  4. Homologs can be searched in the Database on the selected by the user identity level, between 70%, 80%, or 90%.
  5. Simplification of the structure via Knot Pull package can be also performed.
  6. A structure uploaded and analyzed by a user is stored for 14 days (With the exception of structures uploaded via the recompute tool, which will update the corresponding record in the Database).


At the top of the output, there is a table that contains the status details of the job, information about main methods and parameters used for that job, and the main results. By refreshing the page, a user can track the progress of the work on the job.

Job info panel

When all the results are ready, there is information on whether the structure is knotted. If the structure is knotted or slipknotted, there is a view similar to the one for each record in the database. This view is divided into four main parts:

  1. Information and Artifact check tables
    The information table consists of basic information on the topology of the structure (Main knot and Knot fingerprint) and about the quality of whole structure – the average pLDDT for whole structure (Global pLDDT).
    Artifact check table gives results of some automatic tests which can help the user to recognize if the knotted topology may be an artifact. The table may not be displayed if the input file does not contain the information about pLDDT. The value of pLDDT measures the confidence of the predicted position of particular amino acid. All CIF or PDB files with structures predicted by AlphaFold do contain pLDDT values.
    • Topological complexity controls if the obtained knots have complexity that have not yet been observed yet in PDB-deposited proteins (measured by the number of crossings in minimal representation of a knot).
    • pLDDT Knot-core is the average pLDDT value of the knot core region (part of the chain where the knot is located); values below 50 are a strong indication that a knotted topology is an artifact; values below 70 suggest thet the result should be interpreted with extreme caution.
    • pLDDT N-end/C-end knot-core border are the average pLDDT values of 10 residues around the knot core borders, which are crucial parts of the chain to the formed knot.
    • C-alpha clashes controls if there are parts of chain which are located at a distance shorter than 1.5A from each other.
    If there is any information in red in this table, the user should be leery about the results.
  2. Knot map – the map is not visible if the Knot core option was chosen.
  3. View of the structure
  4. Knot types and model sequence
  5. [New!] Simplification of the structure (via Knot pull package)
  6. [New!] List of similar proteins in the database with their topology
If the structure is unknotted then the knot map and the structure are displayed only if the knot fingerprint matrix was computed and some subchains are knotted with the probability higher than 30%

Job result

For detailed information on the resulting plots and topological fingerprints, see How to interpret knotting data.

Analyze your data – multiple chains

Up to 10 files in CIF or PDB format can be uploaded at once.
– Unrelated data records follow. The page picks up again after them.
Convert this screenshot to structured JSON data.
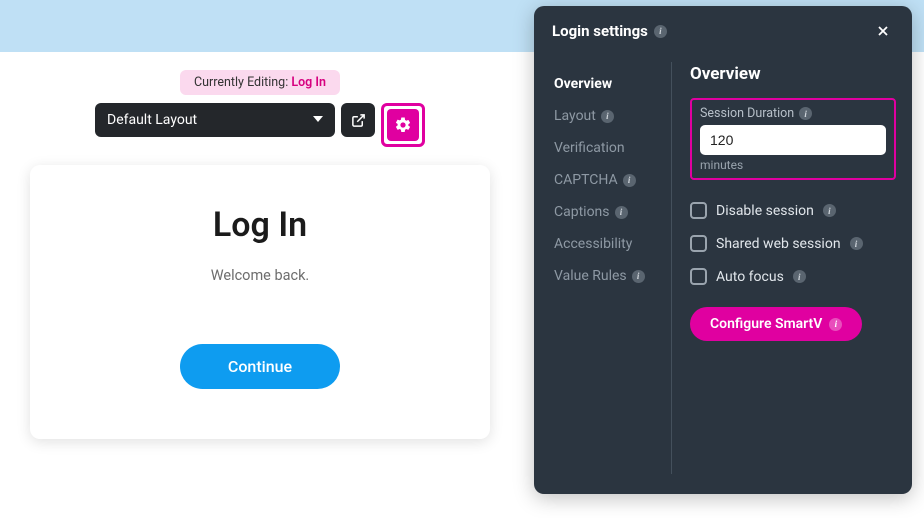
{
  "banner": {},
  "editing": {
    "prefix": "Currently Editing: ",
    "screen": "Log In"
  },
  "layoutBar": {
    "selected": "Default Layout"
  },
  "loginCard": {
    "title": "Log In",
    "subtitle": "Welcome back.",
    "continue": "Continue"
  },
  "panel": {
    "title": "Login settings",
    "nav": {
      "overview": "Overview",
      "layout": "Layout",
      "verification": "Verification",
      "captcha": "CAPTCHA",
      "captions": "Captions",
      "accessibility": "Accessibility",
      "valueRules": "Value Rules"
    },
    "content": {
      "heading": "Overview",
      "sessionDuration": {
        "label": "Session Duration",
        "value": "120",
        "unit": "minutes"
      },
      "disableSession": "Disable session",
      "sharedSession": "Shared web session",
      "autoFocus": "Auto focus",
      "configure": "Configure SmartV"
    }
  }
}
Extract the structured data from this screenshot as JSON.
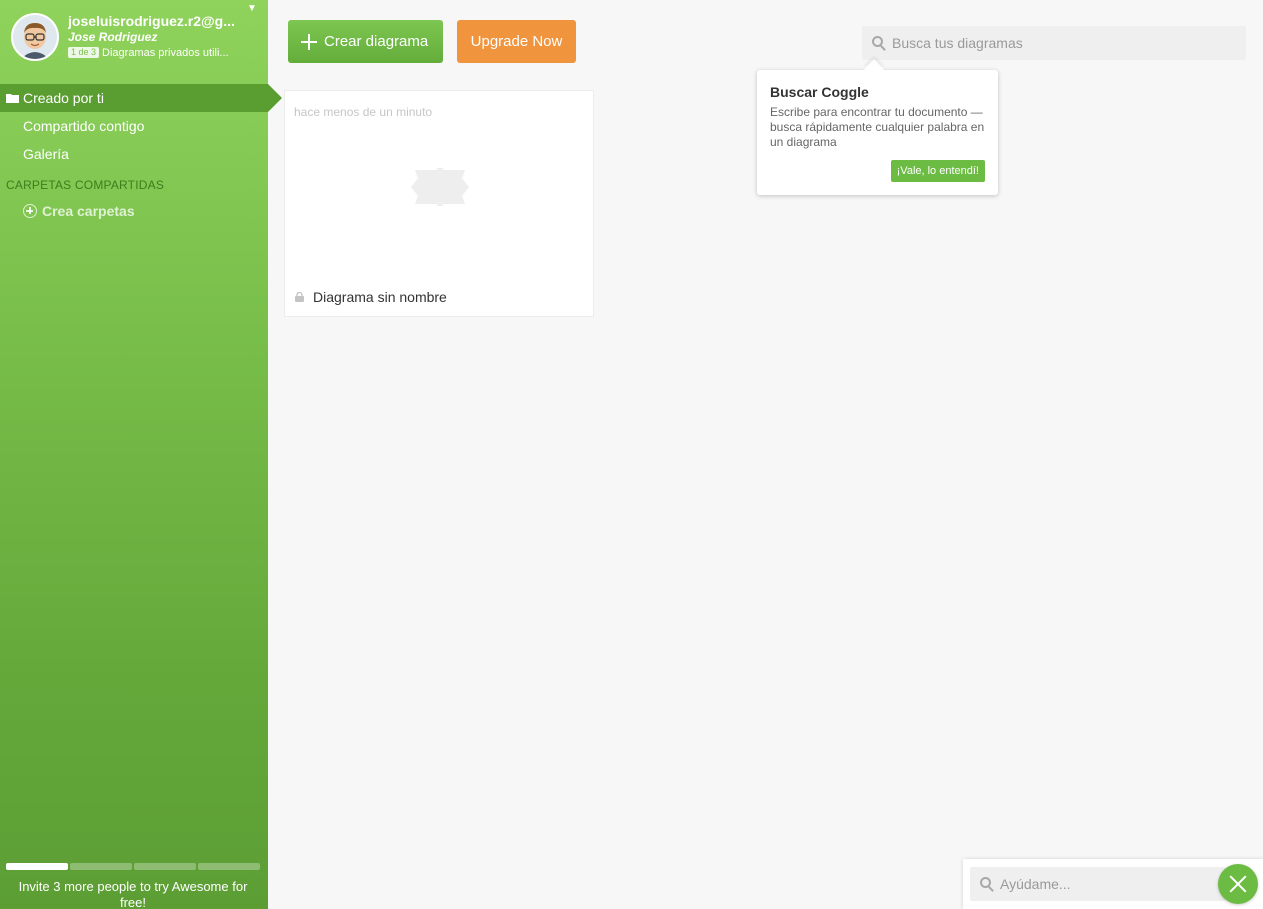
{
  "sidebar": {
    "user": {
      "email": "joseluisrodriguez.r2@g...",
      "name": "Jose Rodriguez",
      "quota_badge": "1 de 3",
      "quota_text": "Diagramas privados utili...",
      "avatar_icon": "avatar-icon"
    },
    "nav": [
      {
        "label": "Creado por ti",
        "active": true,
        "icon": "folder-icon"
      },
      {
        "label": "Compartido contigo",
        "active": false
      },
      {
        "label": "Galería",
        "active": false
      }
    ],
    "shared_folders_label": "CARPETAS COMPARTIDAS",
    "create_folders_label": "Crea carpetas",
    "invite_progress": {
      "filled": 1,
      "total": 4
    },
    "invite_text": "Invite 3 more people to try Awesome for free!"
  },
  "toolbar": {
    "create_label": "Crear diagrama",
    "upgrade_label": "Upgrade Now",
    "search_placeholder": "Busca tus diagramas"
  },
  "tooltip": {
    "title": "Buscar Coggle",
    "body": "Escribe para encontrar tu documento — busca rápidamente cualquier palabra en un diagrama",
    "button_label": "¡Vale, lo entendí!"
  },
  "diagrams": [
    {
      "time": "hace menos de un minuto",
      "title": "Diagrama sin nombre",
      "private": true
    }
  ],
  "help": {
    "placeholder": "Ayúdame..."
  },
  "colors": {
    "brand_green": "#7cc24d",
    "upgrade_orange": "#f0943e",
    "section_green": "#3e7d1e"
  }
}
These can be different models of the same structure (as in this example) or any other set of structures. In this case, at the top of the output page, we can select the model / structure for which we want to see the results.

Job info multiple structures

And at the bottom of the view, we additionally see a comparison of the location and types of knots in each structure. The color of the bar corresponds to the type of knot. When the user hovers the mouse over the dots ending the colored bars, information about the knots is shown.

Knotting comparison

Analyze your data – recompute tool

As a new addition to AlphaKnot 2.0 user can now use recompute tool to redirect structures currently available in the database to the server to obtain additional information. User can control the parameters of the calculation similar to the direct structure upload described above.